Buan surprised me with its size. Our research before we left had been inconclusive (there is almost no information online), and we had expected a small middle of nowhere type place. It probably is that in Korean terms, but at roughly 50,000 people it was a lot bigger than we were expecting. We went to the hospital for what must be the world’s least thorough medical check. As an example of their conscientiousness, the ‘hearing check’ consisted of wearing a pair of headphones and raising your left hand when you heard a noise in the left ear and vice versa. Sounds reasonable, except that there was one noise in each ear and the whole process took less than a minute.

After that we were showed ‘Anna’s’ apartment – an interesting name as we had insisted on living together as a condition of taking the jobs. The place was pleasant enough and walking distance to both schools, but quite small and without the spare room we had been hoping for. We were told that we could have this place, another one in the building that looked bigger but was actually the same size, or one twenty minutes away in Gimje City. We asked to see the Gimje one and found that the word ‘in’ had been used rather loosely. The apartment building was on a farm. I’m not exaggerating: you couldn’t see another building.
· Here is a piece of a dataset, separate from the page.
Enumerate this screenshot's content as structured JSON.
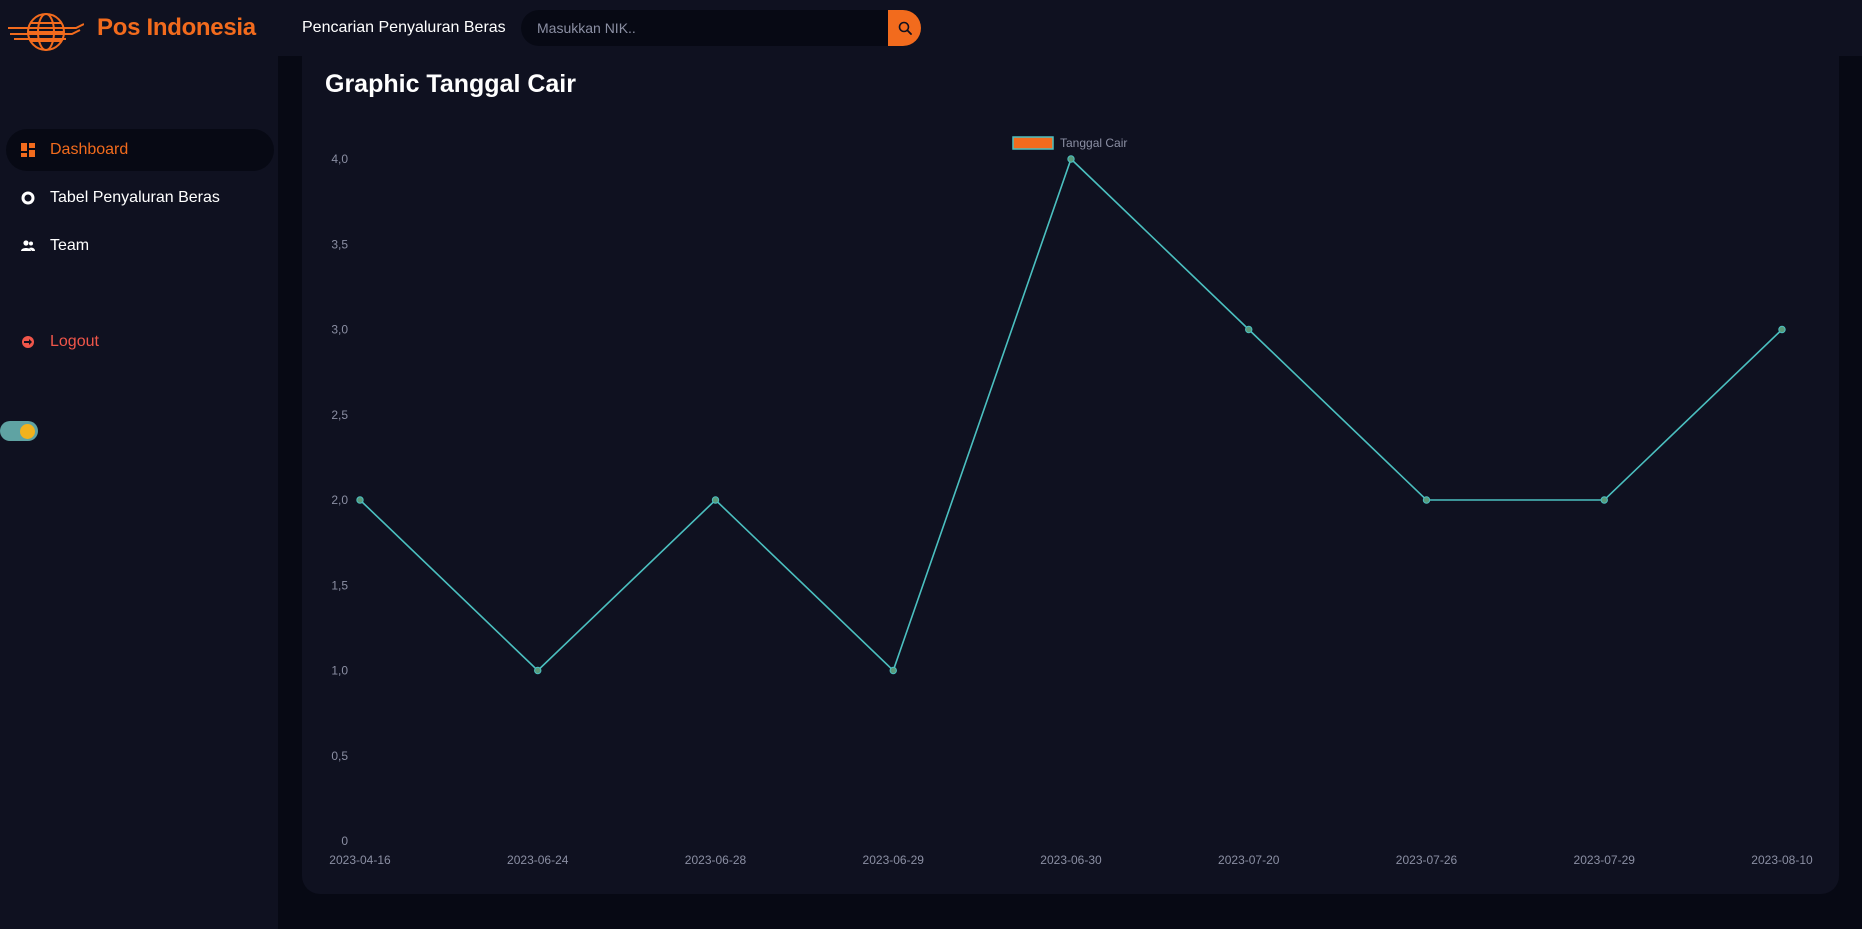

The building was also a dirty, rundown, stale cigarette-smelling dump. The apartment itself was dirty and devoid of natural light, and didn’t have a separate kitchen unlike the one in Buan. We got out of there as fast as we could, which since Anna’s co-teacher was driving, was about as fast as it’s possible to go while talking on a cell phone, ignoring red lights and not having the slightest idea where you’re going.

Having decided on the apartment we were shown first, we were taken to Home Mart (a small supermarket in Buan). We were told to ‘remember this corner’ where it was located, and buy something to eat for dinner. We assumed this meant that we were going to our apartment where we could cook some food and generally try to relax and take it all in. We only found out that this wasn’t the case when I tried to buy some noodles, and was told I would have to buy cup noodles instead because the motel wouldn’t have bowls. ‘What motel?’, ‘Aren’t we going to our apartment?’, and ‘SeriouslywhatswrongwithyouWhywon’tyoutellmewhattheHellisgoingon?’ These were all things I was far too tired to say.

When we got to the motel we were told to leave our bags in the car because we might not be staying there. This turned out to mean that we got to inspect the room before we decided to stay there or somewhere else. In principle, this was a good idea, and it’s something I’ll remember when travelling around Korea. In practice though, we both looked at the room and in our exhausted state saw that it had a bed and pronounced it ideal. We went back and got our stuff from the car, the pain of carrying it made worse by the knowledge that we would have to carry it all back to the car the next morning. (Probably. We had been given at least three completely contradictory versions of the plan for the next day.) We picked up the little packet of toiletries that all hotels seem to give you here and trudged up the black stairs (the first sign that we were in a love hotel) to our room.

On closer inspection the room is not the perfect oasis it seemed. The bed, once again, is slightly less comfortable than most floors. Once again there’s no air-conditioning, just a big fan that I think I’m developing an unnatural relationship with. This probably looks worse than it is, particularly since I’m naked just to cope with the heat. Reinforcing the love hotel vibe we have one tiny window and large round light in the ceiling that bathes the room in a soft glow. Anna has gone to sleep. I should do the same, but I’m hungry, so I thought I’d have my noodles. The room has a machine that dispenses hot water, so I was able to cook them. Unfortunately my noodles didn’t come with a fork, and the hotel doesn’t seem to provide any kind of eating utensils, so after looking around desperately for something to use, I settled on one of the toothbrushes in the toiletries pack. It’s working quite well.

1 comment:

  1. Love the blog Anna & Tom. So many experiences to write home about & remind us how good we have it.
    Keep it coming. Love Jo, Tamla & Kade xoxoxo